Compassionate Conservatism: Look Beyond The Label

Milton Friedman began his classic book, Capitalism and Freedom, by citing the famous words from President John F. Kennedy's inaugural address: "Ask not what your country can do for you--ask what you can do for your country." Friedman complained that people spent too much time inquiring into the origin of the famous phrase and not enough on its substance. He then argued that neither half of the statement expressed a worthy relation between the state and its citizens. He said that the first part suggested that the government was the patron and the citizen the ward, whereas the second implied that the government was the master and the citizen the servant.

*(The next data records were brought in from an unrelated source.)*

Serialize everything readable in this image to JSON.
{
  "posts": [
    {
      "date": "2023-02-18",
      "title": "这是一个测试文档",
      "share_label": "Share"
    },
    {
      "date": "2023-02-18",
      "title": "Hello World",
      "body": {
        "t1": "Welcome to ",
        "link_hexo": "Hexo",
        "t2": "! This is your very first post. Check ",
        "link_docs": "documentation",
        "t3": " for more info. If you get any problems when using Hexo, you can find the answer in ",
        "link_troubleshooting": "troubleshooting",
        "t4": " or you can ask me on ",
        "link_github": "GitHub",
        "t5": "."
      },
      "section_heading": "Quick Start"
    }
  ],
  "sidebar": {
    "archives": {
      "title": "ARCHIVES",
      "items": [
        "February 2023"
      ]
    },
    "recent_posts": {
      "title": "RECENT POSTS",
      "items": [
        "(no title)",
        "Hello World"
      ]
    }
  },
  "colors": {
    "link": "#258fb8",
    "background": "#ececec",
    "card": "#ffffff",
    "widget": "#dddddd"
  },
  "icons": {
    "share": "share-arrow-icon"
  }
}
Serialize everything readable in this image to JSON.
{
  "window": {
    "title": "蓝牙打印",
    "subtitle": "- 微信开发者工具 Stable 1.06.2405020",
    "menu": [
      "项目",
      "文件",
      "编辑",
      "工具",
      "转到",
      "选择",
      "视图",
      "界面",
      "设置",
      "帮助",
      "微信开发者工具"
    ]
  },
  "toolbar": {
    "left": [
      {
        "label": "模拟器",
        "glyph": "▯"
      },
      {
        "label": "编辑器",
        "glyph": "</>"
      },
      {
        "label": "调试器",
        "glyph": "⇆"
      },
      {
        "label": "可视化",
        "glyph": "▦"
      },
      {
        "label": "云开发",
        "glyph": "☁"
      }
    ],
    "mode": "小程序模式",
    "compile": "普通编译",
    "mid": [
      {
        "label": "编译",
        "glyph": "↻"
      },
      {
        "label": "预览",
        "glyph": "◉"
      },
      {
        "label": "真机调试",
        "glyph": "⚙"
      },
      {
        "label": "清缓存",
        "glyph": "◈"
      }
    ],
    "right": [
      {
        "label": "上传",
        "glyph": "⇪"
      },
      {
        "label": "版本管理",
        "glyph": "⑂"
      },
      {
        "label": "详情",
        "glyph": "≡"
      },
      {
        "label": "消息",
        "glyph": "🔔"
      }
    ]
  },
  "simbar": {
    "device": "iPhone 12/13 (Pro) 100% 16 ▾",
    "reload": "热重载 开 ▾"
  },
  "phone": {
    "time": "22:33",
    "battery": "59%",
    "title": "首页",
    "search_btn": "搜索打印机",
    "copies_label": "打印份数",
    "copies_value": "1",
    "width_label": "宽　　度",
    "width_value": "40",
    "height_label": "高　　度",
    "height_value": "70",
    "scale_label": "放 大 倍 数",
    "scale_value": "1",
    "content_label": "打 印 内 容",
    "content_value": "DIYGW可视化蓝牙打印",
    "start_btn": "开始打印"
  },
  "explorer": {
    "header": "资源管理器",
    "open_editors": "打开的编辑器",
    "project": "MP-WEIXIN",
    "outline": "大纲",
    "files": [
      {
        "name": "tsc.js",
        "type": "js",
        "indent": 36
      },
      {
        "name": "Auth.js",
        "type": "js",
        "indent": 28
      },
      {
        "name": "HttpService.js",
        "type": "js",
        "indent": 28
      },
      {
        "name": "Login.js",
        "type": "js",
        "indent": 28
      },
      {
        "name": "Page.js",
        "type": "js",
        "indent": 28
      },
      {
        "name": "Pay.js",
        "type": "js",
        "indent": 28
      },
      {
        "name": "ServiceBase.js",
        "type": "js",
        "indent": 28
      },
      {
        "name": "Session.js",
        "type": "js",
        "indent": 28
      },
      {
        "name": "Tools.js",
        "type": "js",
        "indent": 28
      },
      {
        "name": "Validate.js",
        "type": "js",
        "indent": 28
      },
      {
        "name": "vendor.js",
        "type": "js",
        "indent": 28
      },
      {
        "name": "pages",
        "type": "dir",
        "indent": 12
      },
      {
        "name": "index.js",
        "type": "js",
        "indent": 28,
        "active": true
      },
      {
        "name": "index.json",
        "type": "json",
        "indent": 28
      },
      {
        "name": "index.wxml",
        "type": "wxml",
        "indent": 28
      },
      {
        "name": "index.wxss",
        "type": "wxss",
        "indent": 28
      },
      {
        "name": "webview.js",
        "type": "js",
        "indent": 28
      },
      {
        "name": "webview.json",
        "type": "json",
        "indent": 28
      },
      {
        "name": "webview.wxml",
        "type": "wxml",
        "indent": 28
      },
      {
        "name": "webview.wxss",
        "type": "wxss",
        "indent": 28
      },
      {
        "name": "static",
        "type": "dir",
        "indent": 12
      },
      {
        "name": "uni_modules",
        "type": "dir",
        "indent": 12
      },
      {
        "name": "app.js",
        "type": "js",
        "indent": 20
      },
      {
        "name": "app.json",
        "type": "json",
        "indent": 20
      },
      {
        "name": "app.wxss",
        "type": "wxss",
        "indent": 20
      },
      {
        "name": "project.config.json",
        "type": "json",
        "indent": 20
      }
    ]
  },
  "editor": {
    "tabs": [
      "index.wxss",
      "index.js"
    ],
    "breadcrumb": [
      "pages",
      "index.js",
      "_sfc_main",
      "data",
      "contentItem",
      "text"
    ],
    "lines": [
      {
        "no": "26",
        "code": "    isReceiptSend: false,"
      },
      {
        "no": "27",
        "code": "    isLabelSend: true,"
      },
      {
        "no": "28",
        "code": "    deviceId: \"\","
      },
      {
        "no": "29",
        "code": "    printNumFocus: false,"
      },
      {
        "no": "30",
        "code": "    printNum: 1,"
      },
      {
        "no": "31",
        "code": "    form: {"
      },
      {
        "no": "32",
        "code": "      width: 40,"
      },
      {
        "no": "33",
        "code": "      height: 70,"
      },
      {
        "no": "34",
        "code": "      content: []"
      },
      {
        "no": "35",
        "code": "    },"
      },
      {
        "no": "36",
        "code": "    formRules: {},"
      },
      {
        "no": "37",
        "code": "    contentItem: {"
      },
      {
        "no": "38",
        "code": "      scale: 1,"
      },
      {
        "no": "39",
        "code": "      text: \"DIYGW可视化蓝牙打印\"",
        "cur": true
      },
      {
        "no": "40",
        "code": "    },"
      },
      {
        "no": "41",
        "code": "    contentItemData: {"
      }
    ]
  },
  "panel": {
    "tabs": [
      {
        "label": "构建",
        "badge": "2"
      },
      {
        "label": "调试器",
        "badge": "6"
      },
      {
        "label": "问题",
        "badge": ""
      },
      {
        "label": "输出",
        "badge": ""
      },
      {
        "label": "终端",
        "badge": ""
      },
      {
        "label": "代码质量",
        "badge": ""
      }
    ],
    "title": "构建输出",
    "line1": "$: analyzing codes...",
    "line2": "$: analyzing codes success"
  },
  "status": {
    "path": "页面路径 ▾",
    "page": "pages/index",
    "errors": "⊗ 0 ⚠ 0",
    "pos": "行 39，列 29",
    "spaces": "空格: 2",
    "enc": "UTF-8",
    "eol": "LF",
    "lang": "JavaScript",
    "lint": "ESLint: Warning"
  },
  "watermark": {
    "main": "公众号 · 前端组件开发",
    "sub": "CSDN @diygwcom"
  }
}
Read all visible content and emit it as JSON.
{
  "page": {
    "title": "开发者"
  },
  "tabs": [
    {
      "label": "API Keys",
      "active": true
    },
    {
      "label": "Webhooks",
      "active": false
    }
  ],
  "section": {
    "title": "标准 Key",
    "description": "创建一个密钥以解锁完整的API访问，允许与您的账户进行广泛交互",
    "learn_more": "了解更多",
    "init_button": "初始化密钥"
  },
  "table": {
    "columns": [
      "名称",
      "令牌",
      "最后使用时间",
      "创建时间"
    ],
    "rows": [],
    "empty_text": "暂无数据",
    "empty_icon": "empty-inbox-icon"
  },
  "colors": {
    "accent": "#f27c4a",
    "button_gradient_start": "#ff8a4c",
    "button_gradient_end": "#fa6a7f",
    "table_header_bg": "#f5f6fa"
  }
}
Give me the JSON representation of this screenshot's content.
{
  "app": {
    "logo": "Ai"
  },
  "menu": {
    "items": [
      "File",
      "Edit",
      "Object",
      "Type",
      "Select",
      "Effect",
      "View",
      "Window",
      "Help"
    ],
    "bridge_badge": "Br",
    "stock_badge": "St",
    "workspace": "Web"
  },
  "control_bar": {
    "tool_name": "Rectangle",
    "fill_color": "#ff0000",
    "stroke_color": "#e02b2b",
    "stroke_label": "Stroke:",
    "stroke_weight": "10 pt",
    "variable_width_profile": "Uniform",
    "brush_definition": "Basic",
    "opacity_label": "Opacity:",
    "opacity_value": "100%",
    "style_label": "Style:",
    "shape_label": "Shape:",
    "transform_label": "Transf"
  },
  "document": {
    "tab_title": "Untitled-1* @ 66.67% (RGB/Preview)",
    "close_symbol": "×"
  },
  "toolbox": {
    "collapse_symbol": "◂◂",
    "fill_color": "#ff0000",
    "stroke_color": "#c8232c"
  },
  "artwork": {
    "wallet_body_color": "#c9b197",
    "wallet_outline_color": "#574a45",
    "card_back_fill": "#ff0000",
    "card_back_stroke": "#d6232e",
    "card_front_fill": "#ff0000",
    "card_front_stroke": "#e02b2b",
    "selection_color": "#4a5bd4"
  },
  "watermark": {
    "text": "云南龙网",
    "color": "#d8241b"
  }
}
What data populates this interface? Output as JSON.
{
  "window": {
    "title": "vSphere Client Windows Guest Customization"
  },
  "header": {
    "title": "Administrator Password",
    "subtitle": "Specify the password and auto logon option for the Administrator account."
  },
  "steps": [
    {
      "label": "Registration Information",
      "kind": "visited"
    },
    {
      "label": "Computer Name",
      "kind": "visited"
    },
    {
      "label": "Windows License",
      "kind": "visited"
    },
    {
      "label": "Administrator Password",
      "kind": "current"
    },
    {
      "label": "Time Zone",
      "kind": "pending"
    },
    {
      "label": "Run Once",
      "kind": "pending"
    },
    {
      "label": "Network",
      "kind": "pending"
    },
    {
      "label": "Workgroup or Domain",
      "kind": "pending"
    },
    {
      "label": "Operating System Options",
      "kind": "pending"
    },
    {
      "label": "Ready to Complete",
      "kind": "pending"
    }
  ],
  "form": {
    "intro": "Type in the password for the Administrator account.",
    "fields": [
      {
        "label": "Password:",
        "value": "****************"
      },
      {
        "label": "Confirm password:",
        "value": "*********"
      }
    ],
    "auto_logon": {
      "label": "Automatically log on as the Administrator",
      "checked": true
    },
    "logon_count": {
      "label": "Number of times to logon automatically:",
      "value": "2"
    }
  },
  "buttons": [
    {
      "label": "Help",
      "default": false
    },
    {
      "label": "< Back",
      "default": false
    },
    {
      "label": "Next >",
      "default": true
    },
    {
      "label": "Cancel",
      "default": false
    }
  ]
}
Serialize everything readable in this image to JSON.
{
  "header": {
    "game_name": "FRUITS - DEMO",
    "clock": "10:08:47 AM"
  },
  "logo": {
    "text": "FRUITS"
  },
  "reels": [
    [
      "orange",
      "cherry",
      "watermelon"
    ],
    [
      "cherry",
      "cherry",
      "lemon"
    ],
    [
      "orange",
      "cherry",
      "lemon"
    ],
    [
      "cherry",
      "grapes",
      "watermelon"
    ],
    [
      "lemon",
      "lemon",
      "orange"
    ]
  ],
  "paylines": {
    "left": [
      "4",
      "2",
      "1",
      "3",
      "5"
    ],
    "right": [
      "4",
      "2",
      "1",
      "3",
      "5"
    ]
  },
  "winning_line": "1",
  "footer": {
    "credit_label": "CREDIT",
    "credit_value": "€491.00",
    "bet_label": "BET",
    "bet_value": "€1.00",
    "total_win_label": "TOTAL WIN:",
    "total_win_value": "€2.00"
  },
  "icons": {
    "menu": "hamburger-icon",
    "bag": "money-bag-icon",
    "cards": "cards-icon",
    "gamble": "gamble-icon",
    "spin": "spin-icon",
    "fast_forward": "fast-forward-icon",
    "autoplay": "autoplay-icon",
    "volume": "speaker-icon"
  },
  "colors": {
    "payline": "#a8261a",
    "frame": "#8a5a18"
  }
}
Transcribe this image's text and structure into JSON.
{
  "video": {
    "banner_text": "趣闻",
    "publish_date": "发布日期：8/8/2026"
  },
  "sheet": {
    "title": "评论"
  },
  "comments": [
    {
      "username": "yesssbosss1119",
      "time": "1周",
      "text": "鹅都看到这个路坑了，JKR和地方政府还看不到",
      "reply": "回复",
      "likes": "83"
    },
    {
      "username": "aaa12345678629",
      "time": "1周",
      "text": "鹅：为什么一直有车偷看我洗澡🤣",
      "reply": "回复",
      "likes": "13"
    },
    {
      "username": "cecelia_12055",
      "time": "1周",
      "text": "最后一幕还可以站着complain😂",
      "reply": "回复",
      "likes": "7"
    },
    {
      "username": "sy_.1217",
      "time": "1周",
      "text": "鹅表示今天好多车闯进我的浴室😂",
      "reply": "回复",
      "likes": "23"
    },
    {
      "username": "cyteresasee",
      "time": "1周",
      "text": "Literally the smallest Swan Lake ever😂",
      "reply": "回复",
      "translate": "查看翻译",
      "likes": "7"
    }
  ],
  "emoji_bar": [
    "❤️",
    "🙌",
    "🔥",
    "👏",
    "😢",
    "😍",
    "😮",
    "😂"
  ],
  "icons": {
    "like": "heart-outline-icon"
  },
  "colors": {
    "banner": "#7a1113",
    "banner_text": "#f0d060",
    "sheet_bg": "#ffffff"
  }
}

When I heard George W. Bush's less elegant expression, "compassionate conservatism," I also focused initially on questions of origin. Many politicians in other countries had used similar terms, for example, "capitalism with a human face" in Chile, "social market economy" in Germany, "productive welfare" in South Korea, and "the third way" in Great Britain. All represent an attempt to mix market-oriented ideas with political correctness. For some reason, politicians fear embracing without apology concepts such as capitalism, free enterprise, and conservatism.

IRRITATING. I should have learned from Friedman's discussion of Kennedy that it would be better to concentrate on the substance of Bush's expression. Unfortunately, the substance is quite irritating, especially the word "compassionate." The obvious implication is that ordinary conservatism is not compassionate and that modifications are therefore necessary. This is surely odd if one identifies conservatism with such basic principles as free markets, property rights, and limited government. As we have known since Adam Smith, the maintenance of these principles is the main reason that Western countries are successful. The most important determinant in reducing poverty is raising the average income of a country, not reducing the degree of inequality. If one genuinely cares about the poor, then how can one not support the basic principles that create a nation's wealth?

Although most of my unhappiness is with the word compassionate, I also do not care very much for the other word, "conservative." This concept suggests maintenance of the status quo, even when that might involve an array of unfortunate rules and overly activist government programs. It could also encompass forms of social conservatism that I find unattractive--for example, restrictions on abortion rights, enforcement of strict drug laws, curbs on immigration, and restraints on international trade. I much prefer the words "libertarian" and "classical liberal"--regrettably, the word "liberal" has been cleverly appropriated by the left in the U.S.

WORRIED. Aside from labels, one has to look at the specifics of policies. I am particularly worried that the junior Bush would support legislation that resembles the senior Bush's great intervention, the Americans with Disabilities Act. This law epitomizes government policies that, although well-meaning, tend to destroy incentives, harm businesses, and encourage wasteful litigation. This kind of intervention typifies the activist policies that were common in Western Europe in the 1960s and 1970s and that led to many years of economic stagnation. In the Netherlands, for example, overly generous disability policies led to almost 15% of the working-age population being classified by the end of the 1980s as state-supported disabled persons. Therefore, I would like to know whether a compassionate conservative would favor the ADA or favor its repeal. In a similar vein of well-intentioned but counter-productive policies, I would like to know whether a compassionate conservative favors the kinds of affirmative-action programs that Colin Powell advocated at the Republican convention.

To be fair, George W. Bush has promoted a number of winning ideas that would appeal to classical liberals. One of these is personalized accounts for Social Security: The best line of Bush's acceptance speech was: "When this money is in your name, in your account, it's not just a program, it's your property." Also attractive are proposals to abolish the death tax, cut income-tax rates, and eliminate the marriage-tax penalty.

I think that Bush will strongly support school-choice proposals. This idea uses solid classical liberal principles to design a program that will be of immense long-term benefit to the nation's poor. Less attractive are Bush's proposals about health care--these talk about markets and incentives but seem to accept the Democrats' idea that government involvement should expand.

Of course, all of this has to make classical liberals nostalgic about Ronald Reagan and Margaret Thatcher in the 1980s. On the one hand, one has to be concerned that these giants were followed by a succession of Bushes, Majors, Clintons, and Blairs. On the other hand, one has to be happy that the Reagan-Thatcher legacy was strong enough so that we could continue to prosper even under leadership that was merely compassionately conservative.